In what ways have the gods, ancestors, buddhas & bodhisattvas, nature deities, and ghosts reappeared, and how have these reappea

(Insert The Revival of the Indigenous Chinese Religions A widespread revival of religious faith hasbeen experienced in China since 1979; the post-Mao period. This revival has been fueled by a number of factors which include; the state lifting the ban to freedom of worship; economic and social uncertainties in the wake of economic reforms and modernization; popular disillusion with the official ideology; and the enduring resilience of religion and tradition (Wellens, 2010, p. 279). This paper will be assessing how these indigenous religions have resurfaced and have been revived, and the difficulties that theses religions have faced during this post-Mao era of revival. Folk religions were among the religions that regained popularity and were revived in the post-Mao era. This resurgence was well experienced by 1982. At this time, peasants in Chuansha County in sub-urban Shanghai were flocking to visit fortune tellers. The fortune tellers however were charging a fee for their services but this still did not deter the locals from flocking at their premise.

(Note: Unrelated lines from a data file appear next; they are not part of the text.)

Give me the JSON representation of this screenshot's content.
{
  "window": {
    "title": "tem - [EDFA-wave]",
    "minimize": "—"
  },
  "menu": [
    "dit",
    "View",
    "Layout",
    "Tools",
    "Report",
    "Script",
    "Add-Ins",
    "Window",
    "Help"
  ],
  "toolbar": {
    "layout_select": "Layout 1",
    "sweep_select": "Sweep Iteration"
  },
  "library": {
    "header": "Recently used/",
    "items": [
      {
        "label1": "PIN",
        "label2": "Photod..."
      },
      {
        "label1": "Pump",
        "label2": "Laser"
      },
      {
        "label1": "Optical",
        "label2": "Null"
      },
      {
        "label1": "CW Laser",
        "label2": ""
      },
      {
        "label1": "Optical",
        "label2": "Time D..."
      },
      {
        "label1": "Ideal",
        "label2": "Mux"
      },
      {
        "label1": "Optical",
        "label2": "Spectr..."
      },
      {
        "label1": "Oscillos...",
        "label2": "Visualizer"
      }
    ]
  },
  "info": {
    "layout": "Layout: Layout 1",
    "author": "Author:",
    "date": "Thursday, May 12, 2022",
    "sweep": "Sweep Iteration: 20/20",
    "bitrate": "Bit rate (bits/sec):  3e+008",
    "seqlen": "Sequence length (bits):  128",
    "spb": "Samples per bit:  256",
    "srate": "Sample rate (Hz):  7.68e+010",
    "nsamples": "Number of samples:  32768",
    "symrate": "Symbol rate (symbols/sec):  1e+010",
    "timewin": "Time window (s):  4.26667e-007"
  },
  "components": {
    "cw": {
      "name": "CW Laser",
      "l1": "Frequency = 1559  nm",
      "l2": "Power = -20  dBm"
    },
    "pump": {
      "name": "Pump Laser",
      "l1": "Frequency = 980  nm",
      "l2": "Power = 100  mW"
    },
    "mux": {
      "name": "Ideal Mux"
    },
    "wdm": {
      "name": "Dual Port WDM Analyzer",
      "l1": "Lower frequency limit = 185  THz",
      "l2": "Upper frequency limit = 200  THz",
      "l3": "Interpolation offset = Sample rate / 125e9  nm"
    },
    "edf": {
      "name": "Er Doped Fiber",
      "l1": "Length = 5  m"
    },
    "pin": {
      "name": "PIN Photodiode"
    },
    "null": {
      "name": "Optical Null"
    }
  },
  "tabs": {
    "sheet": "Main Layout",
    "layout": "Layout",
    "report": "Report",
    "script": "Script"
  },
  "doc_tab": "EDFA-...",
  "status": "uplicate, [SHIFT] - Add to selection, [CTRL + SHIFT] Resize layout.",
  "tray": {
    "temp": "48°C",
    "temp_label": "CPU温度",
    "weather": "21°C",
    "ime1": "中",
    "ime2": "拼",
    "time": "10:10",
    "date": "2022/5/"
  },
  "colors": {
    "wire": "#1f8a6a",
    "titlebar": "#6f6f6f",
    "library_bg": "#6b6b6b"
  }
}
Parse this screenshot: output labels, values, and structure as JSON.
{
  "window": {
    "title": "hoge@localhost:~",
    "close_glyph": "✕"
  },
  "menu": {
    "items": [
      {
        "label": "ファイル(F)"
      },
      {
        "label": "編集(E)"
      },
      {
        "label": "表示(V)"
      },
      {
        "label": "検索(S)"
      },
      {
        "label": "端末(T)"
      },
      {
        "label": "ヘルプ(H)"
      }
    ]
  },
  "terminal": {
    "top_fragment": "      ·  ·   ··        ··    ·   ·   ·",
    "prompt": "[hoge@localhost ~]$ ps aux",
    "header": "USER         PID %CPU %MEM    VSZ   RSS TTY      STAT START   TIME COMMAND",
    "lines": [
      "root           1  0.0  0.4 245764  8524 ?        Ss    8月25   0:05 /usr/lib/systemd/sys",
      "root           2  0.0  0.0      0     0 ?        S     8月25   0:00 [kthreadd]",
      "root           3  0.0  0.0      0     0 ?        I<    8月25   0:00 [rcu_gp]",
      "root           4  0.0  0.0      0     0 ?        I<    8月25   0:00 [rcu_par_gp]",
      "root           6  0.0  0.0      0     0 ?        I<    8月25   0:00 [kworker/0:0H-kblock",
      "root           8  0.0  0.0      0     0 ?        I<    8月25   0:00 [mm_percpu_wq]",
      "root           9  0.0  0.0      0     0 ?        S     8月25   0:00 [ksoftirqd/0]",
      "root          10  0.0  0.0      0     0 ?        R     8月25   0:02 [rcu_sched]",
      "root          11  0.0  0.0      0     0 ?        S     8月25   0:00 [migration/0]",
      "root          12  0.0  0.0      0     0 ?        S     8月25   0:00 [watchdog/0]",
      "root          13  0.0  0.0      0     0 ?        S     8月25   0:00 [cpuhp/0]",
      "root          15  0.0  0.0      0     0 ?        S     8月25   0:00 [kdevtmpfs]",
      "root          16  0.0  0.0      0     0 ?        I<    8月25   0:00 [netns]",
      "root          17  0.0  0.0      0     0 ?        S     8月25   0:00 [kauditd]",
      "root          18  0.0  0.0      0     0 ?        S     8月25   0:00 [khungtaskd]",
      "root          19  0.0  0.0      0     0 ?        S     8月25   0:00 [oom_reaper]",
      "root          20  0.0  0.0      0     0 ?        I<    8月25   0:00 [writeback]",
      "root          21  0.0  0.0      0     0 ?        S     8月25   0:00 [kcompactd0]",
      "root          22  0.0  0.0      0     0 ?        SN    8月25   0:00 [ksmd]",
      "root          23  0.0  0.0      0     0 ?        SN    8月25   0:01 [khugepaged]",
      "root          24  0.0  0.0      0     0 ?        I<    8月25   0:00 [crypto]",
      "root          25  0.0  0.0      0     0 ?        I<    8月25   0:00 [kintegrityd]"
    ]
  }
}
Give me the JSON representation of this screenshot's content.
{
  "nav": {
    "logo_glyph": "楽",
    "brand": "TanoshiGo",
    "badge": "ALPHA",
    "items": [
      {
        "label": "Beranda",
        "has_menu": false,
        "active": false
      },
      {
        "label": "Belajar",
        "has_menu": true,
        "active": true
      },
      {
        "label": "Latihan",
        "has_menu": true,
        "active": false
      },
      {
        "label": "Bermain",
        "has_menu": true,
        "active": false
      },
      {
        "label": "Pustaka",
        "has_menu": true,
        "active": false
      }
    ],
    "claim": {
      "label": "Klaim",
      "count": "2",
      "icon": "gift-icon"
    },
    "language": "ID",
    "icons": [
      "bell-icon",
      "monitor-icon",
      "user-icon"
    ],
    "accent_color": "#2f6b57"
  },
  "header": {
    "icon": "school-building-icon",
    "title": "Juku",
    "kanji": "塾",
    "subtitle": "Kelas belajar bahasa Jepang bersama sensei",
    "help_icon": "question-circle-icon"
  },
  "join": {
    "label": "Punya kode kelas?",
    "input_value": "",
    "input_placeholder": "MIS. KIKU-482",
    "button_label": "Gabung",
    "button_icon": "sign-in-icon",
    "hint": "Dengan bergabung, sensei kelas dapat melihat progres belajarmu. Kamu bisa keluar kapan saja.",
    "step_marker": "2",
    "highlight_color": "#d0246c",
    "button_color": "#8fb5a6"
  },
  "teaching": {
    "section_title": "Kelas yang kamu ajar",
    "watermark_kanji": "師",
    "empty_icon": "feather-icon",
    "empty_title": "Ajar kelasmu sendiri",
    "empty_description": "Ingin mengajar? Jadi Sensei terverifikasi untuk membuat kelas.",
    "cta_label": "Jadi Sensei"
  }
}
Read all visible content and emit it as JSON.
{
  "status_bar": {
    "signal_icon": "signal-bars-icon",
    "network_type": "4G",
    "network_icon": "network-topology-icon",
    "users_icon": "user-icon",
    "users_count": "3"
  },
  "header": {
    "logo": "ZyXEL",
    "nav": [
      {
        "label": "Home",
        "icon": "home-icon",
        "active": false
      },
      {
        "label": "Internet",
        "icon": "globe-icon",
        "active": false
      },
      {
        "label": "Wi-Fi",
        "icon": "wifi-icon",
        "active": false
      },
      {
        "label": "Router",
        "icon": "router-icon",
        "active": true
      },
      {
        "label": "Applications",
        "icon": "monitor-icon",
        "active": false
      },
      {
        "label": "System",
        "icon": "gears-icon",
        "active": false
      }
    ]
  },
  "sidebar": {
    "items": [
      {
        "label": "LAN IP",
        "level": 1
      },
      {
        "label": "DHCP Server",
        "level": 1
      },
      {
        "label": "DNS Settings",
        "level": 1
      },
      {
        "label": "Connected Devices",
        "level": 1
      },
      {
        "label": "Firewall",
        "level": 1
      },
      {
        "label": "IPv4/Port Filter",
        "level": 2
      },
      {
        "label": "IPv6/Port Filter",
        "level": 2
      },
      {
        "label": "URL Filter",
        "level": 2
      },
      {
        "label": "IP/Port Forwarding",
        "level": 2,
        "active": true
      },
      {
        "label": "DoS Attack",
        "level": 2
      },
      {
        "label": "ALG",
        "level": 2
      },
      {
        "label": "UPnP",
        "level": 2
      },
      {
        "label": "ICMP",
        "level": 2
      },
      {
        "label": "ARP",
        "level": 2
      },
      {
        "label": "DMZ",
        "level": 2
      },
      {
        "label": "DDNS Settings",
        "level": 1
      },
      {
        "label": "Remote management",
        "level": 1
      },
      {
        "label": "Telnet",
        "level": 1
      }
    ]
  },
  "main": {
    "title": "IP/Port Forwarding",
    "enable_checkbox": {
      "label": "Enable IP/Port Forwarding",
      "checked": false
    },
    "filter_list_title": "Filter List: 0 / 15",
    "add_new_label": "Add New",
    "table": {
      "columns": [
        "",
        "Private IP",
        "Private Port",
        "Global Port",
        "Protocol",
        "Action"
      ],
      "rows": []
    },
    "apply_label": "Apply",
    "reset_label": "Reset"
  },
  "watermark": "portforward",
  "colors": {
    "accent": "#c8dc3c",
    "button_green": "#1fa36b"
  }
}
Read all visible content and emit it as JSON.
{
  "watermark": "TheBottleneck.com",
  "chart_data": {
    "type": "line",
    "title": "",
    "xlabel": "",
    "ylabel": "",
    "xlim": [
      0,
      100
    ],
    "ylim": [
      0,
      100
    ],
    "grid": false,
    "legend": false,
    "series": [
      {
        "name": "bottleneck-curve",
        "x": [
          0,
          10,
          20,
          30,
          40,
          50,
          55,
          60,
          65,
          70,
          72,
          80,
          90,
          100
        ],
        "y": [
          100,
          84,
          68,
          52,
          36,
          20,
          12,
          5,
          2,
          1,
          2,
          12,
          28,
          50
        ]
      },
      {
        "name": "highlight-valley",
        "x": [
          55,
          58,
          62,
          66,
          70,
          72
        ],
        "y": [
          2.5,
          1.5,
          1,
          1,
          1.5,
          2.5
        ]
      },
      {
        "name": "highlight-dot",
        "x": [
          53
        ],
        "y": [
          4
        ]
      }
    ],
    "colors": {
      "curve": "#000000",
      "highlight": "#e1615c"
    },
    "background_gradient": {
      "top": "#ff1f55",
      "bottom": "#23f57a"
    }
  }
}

In addition, sorceresses at this particular period were being paid lump sum amounts for curing diseases. The locals had regained so much faith in their traditional religions that they were willing to spend any amount of money to get a hold of the benefits that could be reaped from them. A few years later after the folk religion had been re-introduced in to society, the effects begun to be seen. In 1986, a total of 393 ancestor halls were erected in the market town of Guangdong province. The locals gathered here to worship in masses in these worship halls (Wellens, 2010). These halls were one of the ways in which the ancestors of the Chinese people reappeared in the post-Mao era. The locals also gathered here for worship purposes. More to just being symbolic and worship centers, these halls helped in the popularization of the religions which had become indigenous as a result of the communist era. By the year 1988, the religious practices had been so much embraced that they were being practiced in funerals. This was the case in a village in Sichuan. The locals used to conduct ancestral worship during the holidays. They used to offer sacrifices to appeases and welcome their ancestral spirits. When it came to funerals, the locals practiced and performed the religious rites. This is because they wanted the spirit of the departed to be accepted in the spirit world and to make peace with them so that they would not inflict harm on them during the afterlife. In Yulin, a city of about 1 million people in northern Shaanxi, 50 major temples, 500 medium-size temples and thousands of smaller temples have been built or repaired since Mao’s death in 1976. A school teacher there took it upon himself to rebuild a temple honoring a maiden who got pregnant by eating a peach and gave birth to five dragons—black, red, white, green and yellow—through her nostrils, mouth and ears (Wellens, 2010). The religious revival has seen the religions gaining freedom in the media to some extent and through the media, they are able to bring back to life the religions. In Fujian for example, the Buddhist monks advertise their places of worship and other aspects on television. The Shaman and Yingyang religions have setup enterprises in rural communities to help the communities appreciate the religion and the gods. This resurgence and revival of the indigenous religions has influenced culture in a great way. The first cultural implication that the revival has had is the fact that many Chinese people believe in various customs. What this means is that an individual or a certain culture may believe in one particular religion but are practicing some customs that are associated to another. The religions have also raised the level of superstition among the locals because of the many beliefs that they have. After the state permitted religious activities in 1979, differentiated stances or strategies towards different religions were adopted. The stances were cooptation, discouragement, restriction, and suppression. These stances were arranged from the softest to the harshest. The stance to be implicated on a religion was entirely based on how big the religious organization was. Therefore the bigger the religion, the less the government rules it had to comply with. This posed a big problem to the indigenous religions which were under tight monitoring from the government. The sects, which were cracked down on, together with the religions which have been restricted and suppressed have had a hard time gaining ground in post-Mao China. The main reason why these religions have found it difficult to establish themselves is the fact that the government has imposed tough policies and rules which discourage their popularization in the country. For example, the catholic church and the protestant church in China have not enjoyed ultimate freedom of worship up until 2005 when religion was enshrined in the country as a right of all citizens. The Buddhists were cracked down by the government through sanctions because they were termed as politically defiant. Also, another aspect of government that has been a big challenge to the indigenous religions is the fact China is a single party country. Therefore the policies that have been passed by the CCP (Chinese Communist Party), have gone unchallenged even if they may seem unfair (Lai, 2006). Works Cited Lai, H., H. Religious Policies in Post-Totalitarian China: Maintaining Political Monopoly over a Reviving Society. 2006. Web. 10 December 2012. Wellens, Koen. Religious Revival in the Tibetan Borderlands: The Premi of Southwest China. Seattle: University of Washington Press, 2010. Print.